Exercise aim:
Print out the data exactly, keeping every image out of it.

□ □ □ □ □

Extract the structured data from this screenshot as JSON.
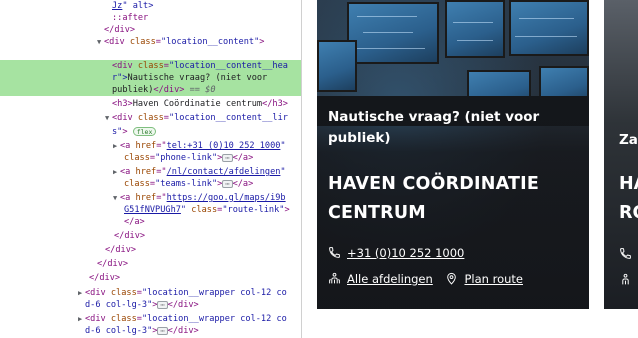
{
  "devtools": {
    "lines": {
      "l0": {
        "a": "Jz",
        "b": "\" alt>"
      },
      "l1": {
        "a": "::after"
      },
      "l2": {
        "a": "</div>"
      },
      "l3": {
        "a": "<div ",
        "an": "class",
        "av": "\"location__content\"",
        "c": ">"
      },
      "l4": {
        "a": "<div ",
        "an": "class",
        "av": "\"location__content__hea"
      },
      "l5": {
        "a": "r\">",
        "tx": "Nautische vraag? (niet voor"
      },
      "l6": {
        "tx": "publiek)",
        "a": "</div>",
        "eq": " == $0"
      },
      "l7": {
        "a": "<h3>",
        "tx": "Haven Coördinatie centrum",
        "c": "</h3>"
      },
      "l8": {
        "a": "<div ",
        "an": "class",
        "av": "\"location__content__lir"
      },
      "l9": {
        "av": "s\"",
        "c": ">",
        "pill": "flex"
      },
      "l10": {
        "a": "<a ",
        "an": "href",
        "lk": "tel:+31 (0)10 252 1000",
        "c": "\""
      },
      "l11": {
        "an": "class",
        "av": "\"phone-link\"",
        "c": ">",
        "ell": "⋯",
        "d": "</a>"
      },
      "l12": {
        "a": "<a ",
        "an": "href",
        "lk": "/nl/contact/afdelingen",
        "c": "\""
      },
      "l13": {
        "an": "class",
        "av": "\"teams-link\"",
        "c": ">",
        "ell": "⋯",
        "d": "</a>"
      },
      "l14": {
        "a": "<a ",
        "an": "href",
        "lk": "https://goo.gl/maps/i9b"
      },
      "l15": {
        "lk": "G51fNVPUGh7",
        "an": "class",
        "av": "\"route-link\"",
        "c": ">"
      },
      "l16": {
        "a": "</a>"
      },
      "l17": {
        "a": "</div>"
      },
      "l18": {
        "a": "</div>"
      },
      "l19": {
        "a": "</div>"
      },
      "l20": {
        "a": "</div>"
      },
      "l21": {
        "a": "<div ",
        "an": "class",
        "av": "\"location__wrapper col-12 co"
      },
      "l22": {
        "av": "d-6 col-lg-3\"",
        "c": ">",
        "ell": "⋯",
        "d": "</div>"
      },
      "l23": {
        "a": "<div ",
        "an": "class",
        "av": "\"location__wrapper col-12 co"
      },
      "l24": {
        "av": "d-6 col-lg-3\"",
        "c": ">",
        "ell": "⋯",
        "d": "</div>"
      }
    }
  },
  "card": {
    "subtitle": "Nautische vraag? (niet voor publiek)",
    "title": "HAVEN COÖRDINATIE CENTRUM",
    "phone": "+31 (0)10 252 1000",
    "departments": "Alle afdelingen",
    "route": "Plan route"
  },
  "card2": {
    "subtitle_partial": "Za",
    "title_partial_1": "HA",
    "title_partial_2": "RC"
  },
  "icons": {
    "phone": "phone-icon",
    "departments": "people-icon",
    "route": "location-pin-icon"
  }
}
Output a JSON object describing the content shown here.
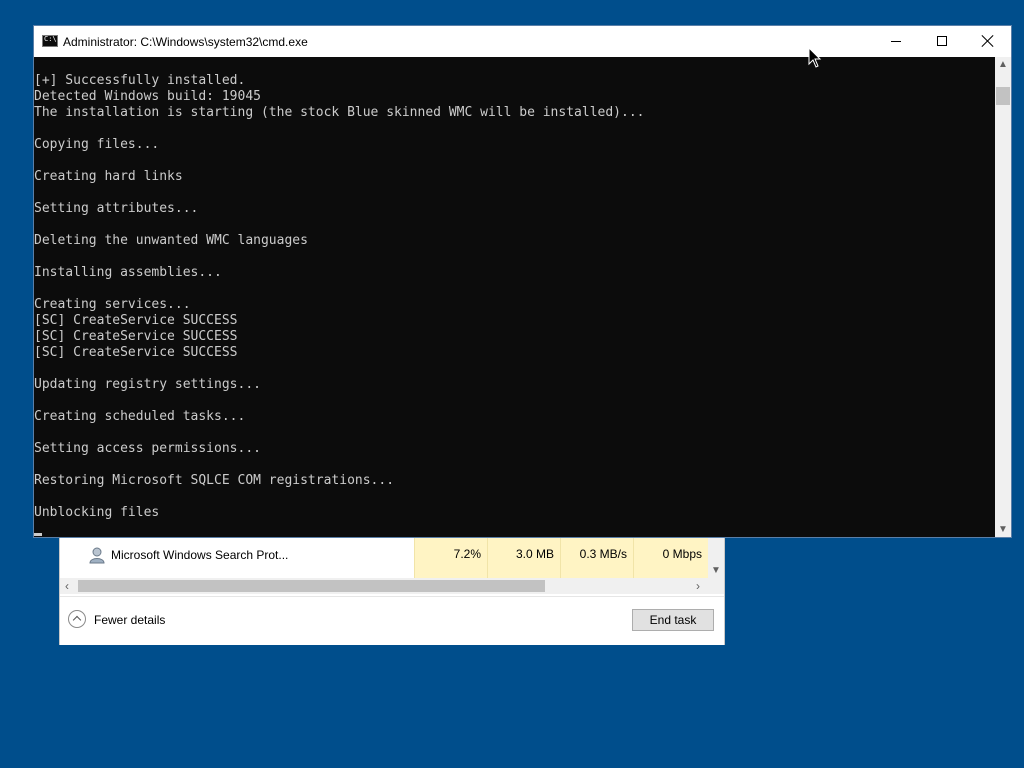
{
  "cmd_window": {
    "title": "Administrator: C:\\Windows\\system32\\cmd.exe",
    "icon": "cmd-icon",
    "controls": {
      "minimize": "minimize-icon",
      "maximize": "maximize-icon",
      "close": "close-icon"
    },
    "console_lines": [
      "[+] Successfully installed.",
      "Detected Windows build: 19045",
      "The installation is starting (the stock Blue skinned WMC will be installed)...",
      "",
      "Copying files...",
      "",
      "Creating hard links",
      "",
      "Setting attributes...",
      "",
      "Deleting the unwanted WMC languages",
      "",
      "Installing assemblies...",
      "",
      "Creating services...",
      "[SC] CreateService SUCCESS",
      "[SC] CreateService SUCCESS",
      "[SC] CreateService SUCCESS",
      "",
      "Updating registry settings...",
      "",
      "Creating scheduled tasks...",
      "",
      "Setting access permissions...",
      "",
      "Restoring Microsoft SQLCE COM registrations...",
      "",
      "Unblocking files"
    ]
  },
  "task_manager": {
    "process_row": {
      "name": "Microsoft Windows Search Prot...",
      "icon": "search-process-icon",
      "cpu": "7.2%",
      "memory": "3.0 MB",
      "disk": "0.3 MB/s",
      "network": "0 Mbps"
    },
    "fewer_details_label": "Fewer details",
    "end_task_label": "End task"
  },
  "colors": {
    "desktop": "#004e8c",
    "console_bg": "#0c0c0c",
    "console_text": "#cccccc",
    "highlight_cell": "#fff4c4"
  }
}
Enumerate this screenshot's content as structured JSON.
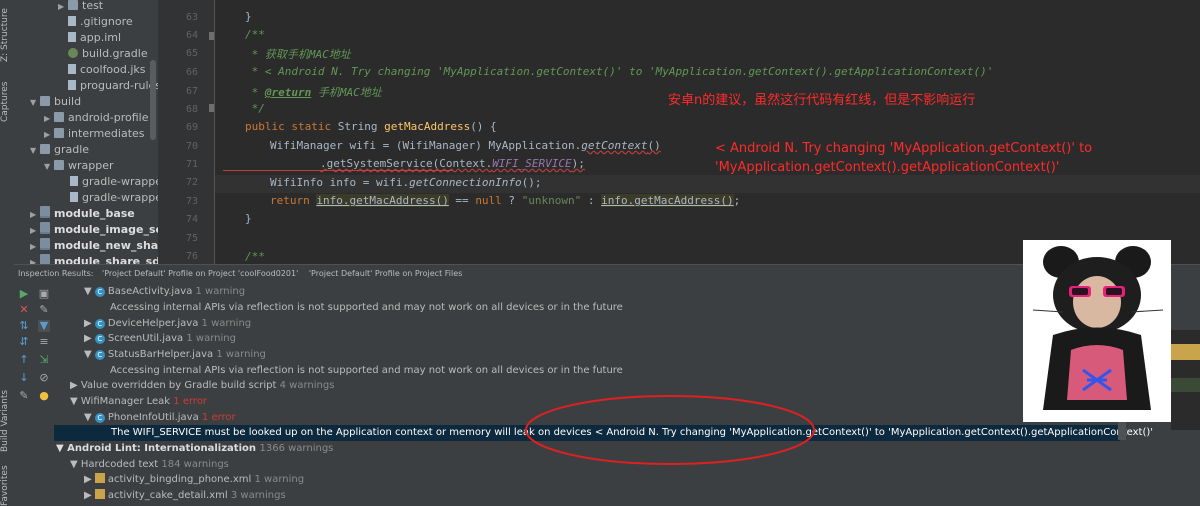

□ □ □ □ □

Task result:
Extract the structured data from this screenshot as JSON.
{
  "devtools": {
    "lines": {
      "l0": {
        "a": "Jz",
        "b": "\" alt>"
      },
      "l1": {
        "a": "::after"
      },
      "l2": {
        "a": "</div>"
      },
      "l3": {
        "a": "<div ",
        "an": "class",
        "av": "\"location__content\"",
        "c": ">"
      },
      "l4": {
        "a": "<div ",
        "an": "class",
        "av": "\"location__content__hea"
      },
      "l5": {
        "a": "r\">",
        "tx": "Nautische vraag? (niet voor"
      },
      "l6": {
        "tx": "publiek)",
        "a": "</div>",
        "eq": " == $0"
      },
      "l7": {
        "a": "<h3>",
        "tx": "Haven Coördinatie centrum",
        "c": "</h3>"
      },
      "l8": {
        "a": "<div ",
        "an": "class",
        "av": "\"location__content__lir"
      },
      "l9": {
        "av": "s\"",
        "c": ">",
        "pill": "flex"
      },
      "l10": {
        "a": "<a ",
        "an": "href",
        "lk": "tel:+31 (0)10 252 1000",
        "c": "\""
      },
      "l11": {
        "an": "class",
        "av": "\"phone-link\"",
        "c": ">",
        "ell": "⋯",
        "d": "</a>"
      },
      "l12": {
        "a": "<a ",
        "an": "href",
        "lk": "/nl/contact/afdelingen",
        "c": "\""
      },
      "l13": {
        "an": "class",
        "av": "\"teams-link\"",
        "c": ">",
        "ell": "⋯",
        "d": "</a>"
      },
      "l14": {
        "a": "<a ",
        "an": "href",
        "lk": "https://goo.gl/maps/i9b"
      },
      "l15": {
        "lk": "G51fNVPUGh7",
        "an": "class",
        "av": "\"route-link\"",
        "c": ">"
      },
      "l16": {
        "a": "</a>"
      },
      "l17": {
        "a": "</div>"
      },
      "l18": {
        "a": "</div>"
      },
      "l19": {
        "a": "</div>"
      },
      "l20": {
        "a": "</div>"
      },
      "l21": {
        "a": "<div ",
        "an": "class",
        "av": "\"location__wrapper col-12 co"
      },
      "l22": {
        "av": "d-6 col-lg-3\"",
        "c": ">",
        "ell": "⋯",
        "d": "</div>"
      },
      "l23": {
        "a": "<div ",
        "an": "class",
        "av": "\"location__wrapper col-12 co"
      },
      "l24": {
        "av": "d-6 col-lg-3\"",
        "c": ">",
        "ell": "⋯",
        "d": "</div>"
      }
    }
  },
  "card": {
    "subtitle": "Nautische vraag? (niet voor publiek)",
    "title": "HAVEN COÖRDINATIE CENTRUM",
    "phone": "+31 (0)10 252 1000",
    "departments": "Alle afdelingen",
    "route": "Plan route"
  },
  "card2": {
    "subtitle_partial": "Za",
    "title_partial_1": "HA",
    "title_partial_2": "RC"
  },
  "icons": {
    "phone": "phone-icon",
    "departments": "people-icon",
    "route": "location-pin-icon"
  }
}
Output a JSON object describing the content shown here.
{
  "cmd_window": {
    "title": "Administrator: C:\\Windows\\system32\\cmd.exe",
    "icon": "cmd-icon",
    "controls": {
      "minimize": "minimize-icon",
      "maximize": "maximize-icon",
      "close": "close-icon"
    },
    "console_lines": [
      "[+] Successfully installed.",
      "Detected Windows build: 19045",
      "The installation is starting (the stock Blue skinned WMC will be installed)...",
      "",
      "Copying files...",
      "",
      "Creating hard links",
      "",
      "Setting attributes...",
      "",
      "Deleting the unwanted WMC languages",
      "",
      "Installing assemblies...",
      "",
      "Creating services...",
      "[SC] CreateService SUCCESS",
      "[SC] CreateService SUCCESS",
      "[SC] CreateService SUCCESS",
      "",
      "Updating registry settings...",
      "",
      "Creating scheduled tasks...",
      "",
      "Setting access permissions...",
      "",
      "Restoring Microsoft SQLCE COM registrations...",
      "",
      "Unblocking files"
    ]
  },
  "task_manager": {
    "process_row": {
      "name": "Microsoft Windows Search Prot...",
      "icon": "search-process-icon",
      "cpu": "7.2%",
      "memory": "3.0 MB",
      "disk": "0.3 MB/s",
      "network": "0 Mbps"
    },
    "fewer_details_label": "Fewer details",
    "end_task_label": "End task"
  },
  "colors": {
    "desktop": "#004e8c",
    "console_bg": "#0c0c0c",
    "console_text": "#cccccc",
    "highlight_cell": "#fff4c4"
  }
}
Enumerate this screenshot's content as structured JSON.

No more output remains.